*Goal of the exercise*
Word for word, print all of the entries below.

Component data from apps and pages
____

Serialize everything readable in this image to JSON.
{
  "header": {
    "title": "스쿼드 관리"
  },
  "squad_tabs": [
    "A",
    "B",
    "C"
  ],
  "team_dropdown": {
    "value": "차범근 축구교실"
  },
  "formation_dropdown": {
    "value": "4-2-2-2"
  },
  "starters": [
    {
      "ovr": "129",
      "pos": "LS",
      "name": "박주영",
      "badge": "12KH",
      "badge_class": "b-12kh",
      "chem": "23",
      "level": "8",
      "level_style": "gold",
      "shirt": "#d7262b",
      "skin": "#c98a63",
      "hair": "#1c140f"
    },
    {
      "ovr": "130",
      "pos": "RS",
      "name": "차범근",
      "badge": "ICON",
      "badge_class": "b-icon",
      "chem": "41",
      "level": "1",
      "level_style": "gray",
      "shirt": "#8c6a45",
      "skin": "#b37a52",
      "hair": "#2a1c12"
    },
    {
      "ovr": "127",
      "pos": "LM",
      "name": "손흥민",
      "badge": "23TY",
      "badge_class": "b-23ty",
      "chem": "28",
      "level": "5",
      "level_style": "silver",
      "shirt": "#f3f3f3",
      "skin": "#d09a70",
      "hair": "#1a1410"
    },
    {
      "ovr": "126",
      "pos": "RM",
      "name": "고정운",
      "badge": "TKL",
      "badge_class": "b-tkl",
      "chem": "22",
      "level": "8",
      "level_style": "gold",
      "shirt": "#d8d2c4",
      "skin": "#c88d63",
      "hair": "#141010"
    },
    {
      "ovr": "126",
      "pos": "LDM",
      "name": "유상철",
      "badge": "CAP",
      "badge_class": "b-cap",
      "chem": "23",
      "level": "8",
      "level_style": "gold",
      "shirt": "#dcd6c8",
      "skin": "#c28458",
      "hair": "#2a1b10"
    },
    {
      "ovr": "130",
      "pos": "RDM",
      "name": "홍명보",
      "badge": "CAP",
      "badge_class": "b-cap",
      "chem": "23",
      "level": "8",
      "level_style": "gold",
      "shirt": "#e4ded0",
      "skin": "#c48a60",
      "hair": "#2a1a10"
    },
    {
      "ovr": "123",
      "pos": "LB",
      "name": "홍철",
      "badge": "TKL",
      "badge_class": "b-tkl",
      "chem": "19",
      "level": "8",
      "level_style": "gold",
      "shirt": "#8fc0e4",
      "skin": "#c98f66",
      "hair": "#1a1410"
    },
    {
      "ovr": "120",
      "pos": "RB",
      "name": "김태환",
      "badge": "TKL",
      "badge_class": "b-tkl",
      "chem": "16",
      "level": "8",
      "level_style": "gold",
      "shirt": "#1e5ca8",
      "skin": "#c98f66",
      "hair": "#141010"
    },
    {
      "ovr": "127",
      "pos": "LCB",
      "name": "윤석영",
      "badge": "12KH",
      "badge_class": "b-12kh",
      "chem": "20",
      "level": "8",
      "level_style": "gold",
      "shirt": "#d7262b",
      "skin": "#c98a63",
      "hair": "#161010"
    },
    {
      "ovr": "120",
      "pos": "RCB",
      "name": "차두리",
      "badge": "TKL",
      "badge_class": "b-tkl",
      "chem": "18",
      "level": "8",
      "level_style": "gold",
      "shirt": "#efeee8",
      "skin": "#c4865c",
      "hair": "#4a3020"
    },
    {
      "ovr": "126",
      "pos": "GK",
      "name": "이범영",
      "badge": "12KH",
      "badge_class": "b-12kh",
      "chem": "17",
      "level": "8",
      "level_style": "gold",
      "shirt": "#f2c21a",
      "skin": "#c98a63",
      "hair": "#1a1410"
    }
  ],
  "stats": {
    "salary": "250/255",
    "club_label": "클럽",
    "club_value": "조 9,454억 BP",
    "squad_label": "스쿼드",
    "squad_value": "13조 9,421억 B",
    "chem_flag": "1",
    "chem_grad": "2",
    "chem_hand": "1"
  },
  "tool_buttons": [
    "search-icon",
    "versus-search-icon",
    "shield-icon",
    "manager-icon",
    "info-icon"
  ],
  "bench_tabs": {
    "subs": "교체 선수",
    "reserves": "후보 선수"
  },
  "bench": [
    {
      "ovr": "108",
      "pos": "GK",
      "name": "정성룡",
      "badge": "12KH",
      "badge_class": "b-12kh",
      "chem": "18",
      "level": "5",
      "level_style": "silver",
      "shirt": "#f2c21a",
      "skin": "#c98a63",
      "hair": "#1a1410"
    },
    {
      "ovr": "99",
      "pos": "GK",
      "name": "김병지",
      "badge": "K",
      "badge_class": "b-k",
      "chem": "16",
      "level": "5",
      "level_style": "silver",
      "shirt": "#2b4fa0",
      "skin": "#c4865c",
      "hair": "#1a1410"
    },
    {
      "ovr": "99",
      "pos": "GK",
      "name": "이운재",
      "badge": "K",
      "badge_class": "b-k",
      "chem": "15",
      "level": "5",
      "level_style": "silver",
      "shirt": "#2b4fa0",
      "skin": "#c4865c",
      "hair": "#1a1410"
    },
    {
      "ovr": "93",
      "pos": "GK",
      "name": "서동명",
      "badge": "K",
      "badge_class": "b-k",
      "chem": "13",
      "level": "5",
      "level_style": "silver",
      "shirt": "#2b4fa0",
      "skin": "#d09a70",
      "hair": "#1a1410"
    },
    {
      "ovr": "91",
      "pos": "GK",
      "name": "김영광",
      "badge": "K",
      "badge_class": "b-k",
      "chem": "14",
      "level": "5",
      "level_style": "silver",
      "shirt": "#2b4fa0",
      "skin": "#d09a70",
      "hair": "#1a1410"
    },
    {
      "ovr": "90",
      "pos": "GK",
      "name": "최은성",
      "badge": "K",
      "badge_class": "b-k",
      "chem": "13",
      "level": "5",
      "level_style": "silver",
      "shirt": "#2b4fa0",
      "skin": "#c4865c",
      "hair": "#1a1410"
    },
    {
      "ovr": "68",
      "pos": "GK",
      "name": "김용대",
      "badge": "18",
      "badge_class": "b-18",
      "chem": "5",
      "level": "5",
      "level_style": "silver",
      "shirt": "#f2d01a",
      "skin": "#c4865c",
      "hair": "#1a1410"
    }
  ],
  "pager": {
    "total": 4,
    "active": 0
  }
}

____

*Result*
Serialize everything readable in this image to JSON.
{
  "header": {
    "title": "스쿼드 관리"
  },
  "squad_tabs": [
    "A",
    "B",
    "C"
  ],
  "team_dropdown": {
    "value": "차범근 축구교실"
  },
  "formation_dropdown": {
    "value": "4-2-2-2"
  },
  "starters": [
    {
      "ovr": "129",
      "pos": "LS",
      "name": "박주영",
      "badge": "12KH",
      "badge_class": "b-12kh",
      "chem": "23",
      "level": "8",
      "level_style": "gold",
      "shirt": "#d7262b",
      "skin": "#c98a63",
      "hair": "#1c140f"
    },
    {
      "ovr": "130",
      "pos": "RS",
      "name": "차범근",
      "badge": "ICON",
      "badge_class": "b-icon",
      "chem": "41",
      "level": "1",
      "level_style": "gray",
      "shirt": "#8c6a45",
      "skin": "#b37a52",
      "hair": "#2a1c12"
    },
    {
      "ovr": "127",
      "pos": "LM",
      "name": "손흥민",
      "badge": "23TY",
      "badge_class": "b-23ty",
      "chem": "28",
      "level": "5",
      "level_style": "silver",
      "shirt": "#f3f3f3",
      "skin": "#d09a70",
      "hair": "#1a1410"
    },
    {
      "ovr": "126",
      "pos": "RM",
      "name": "고정운",
      "badge": "TKL",
      "badge_class": "b-tkl",
      "chem": "22",
      "level": "8",
      "level_style": "gold",
      "shirt": "#d8d2c4",
      "skin": "#c88d63",
      "hair": "#141010"
    },
    {
      "ovr": "126",
      "pos": "LDM",
      "name": "유상철",
      "badge": "CAP",
      "badge_class": "b-cap",
      "chem": "23",
      "level": "8",
      "level_style": "gold",
      "shirt": "#dcd6c8",
      "skin": "#c28458",
      "hair": "#2a1b10"
    },
    {
      "ovr": "130",
      "pos": "RDM",
      "name": "홍명보",
      "badge": "CAP",
      "badge_class": "b-cap",
      "chem": "23",
      "level": "8",
      "level_style": "gold",
      "shirt": "#e4ded0",
      "skin": "#c48a60",
      "hair": "#2a1a10"
    },
    {
      "ovr": "123",
      "pos": "LB",
      "name": "홍철",
      "badge": "TKL",
      "badge_class": "b-tkl",
      "chem": "19",
      "level": "8",
      "level_style": "gold",
      "shirt": "#8fc0e4",
      "skin": "#c98f66",
      "hair": "#1a1410"
    },
    {
      "ovr": "120",
      "pos": "RB",
      "name": "김태환",
      "badge": "TKL",
      "badge_class": "b-tkl",
      "chem": "16",
      "level": "8",
      "level_style": "gold",
      "shirt": "#1e5ca8",
      "skin": "#c98f66",
      "hair": "#141010"
    },
    {
      "ovr": "127",
      "pos": "LCB",
      "name": "윤석영",
      "badge": "12KH",
      "badge_class": "b-12kh",
      "chem": "20",
      "level": "8",
      "level_style": "gold",
      "shirt": "#d7262b",
      "skin": "#c98a63",
      "hair": "#161010"
    },
    {
      "ovr": "120",
      "pos": "RCB",
      "name": "차두리",
      "badge": "TKL",
      "badge_class": "b-tkl",
      "chem": "18",
      "level": "8",
      "level_style": "gold",
      "shirt": "#efeee8",
      "skin": "#c4865c",
      "hair": "#4a3020"
    },
    {
      "ovr": "126",
      "pos": "GK",
      "name": "이범영",
      "badge": "12KH",
      "badge_class": "b-12kh",
      "chem": "17",
      "level": "8",
      "level_style": "gold",
      "shirt": "#f2c21a",
      "skin": "#c98a63",
      "hair": "#1a1410"
    }
  ],
  "stats": {
    "salary": "250/255",
    "club_label": "클럽",
    "club_value": "조 9,454억 BP",
    "squad_label": "스쿼드",
    "squad_value": "13조 9,421억 B",
    "chem_flag": "1",
    "chem_grad": "2",
    "chem_hand": "1"
  },
  "tool_buttons": [
    "search-icon",
    "versus-search-icon",
    "shield-icon",
    "manager-icon",
    "info-icon"
  ],
  "bench_tabs": {
    "subs": "교체 선수",
    "reserves": "후보 선수"
  },
  "bench": [
    {
      "ovr": "108",
      "pos": "GK",
      "name": "정성룡",
      "badge": "12KH",
      "badge_class": "b-12kh",
      "chem": "18",
      "level": "5",
      "level_style": "silver",
      "shirt": "#f2c21a",
      "skin": "#c98a63",
      "hair": "#1a1410"
    },
    {
      "ovr": "99",
      "pos": "GK",
      "name": "김병지",
      "badge": "K",
      "badge_class": "b-k",
      "chem": "16",
      "level": "5",
      "level_style": "silver",
      "shirt": "#2b4fa0",
      "skin": "#c4865c",
      "hair": "#1a1410"
    },
    {
      "ovr": "99",
      "pos": "GK",
      "name": "이운재",
      "badge": "K",
      "badge_class": "b-k",
      "chem": "15",
      "level": "5",
      "level_style": "silver",
      "shirt": "#2b4fa0",
      "skin": "#c4865c",
      "hair": "#1a1410"
    },
    {
      "ovr": "93",
      "pos": "GK",
      "name": "서동명",
      "badge": "K",
      "badge_class": "b-k",
      "chem": "13",
      "level": "5",
      "level_style": "silver",
      "shirt": "#2b4fa0",
      "skin": "#d09a70",
      "hair": "#1a1410"
    },
    {
      "ovr": "91",
      "pos": "GK",
      "name": "김영광",
      "badge": "K",
      "badge_class": "b-k",
      "chem": "14",
      "level": "5",
      "level_style": "silver",
      "shirt": "#2b4fa0",
      "skin": "#d09a70",
      "hair": "#1a1410"
    },
    {
      "ovr": "90",
      "pos": "GK",
      "name": "최은성",
      "badge": "K",
      "badge_class": "b-k",
      "chem": "13",
      "level": "5",
      "level_style": "silver",
      "shirt": "#2b4fa0",
      "skin": "#c4865c",
      "hair": "#1a1410"
    },
    {
      "ovr": "68",
      "pos": "GK",
      "name": "김용대",
      "badge": "18",
      "badge_class": "b-18",
      "chem": "5",
      "level": "5",
      "level_style": "silver",
      "shirt": "#f2d01a",
      "skin": "#c4865c",
      "hair": "#1a1410"
    }
  ],
  "pager": {
    "total": 4,
    "active": 0
  }
}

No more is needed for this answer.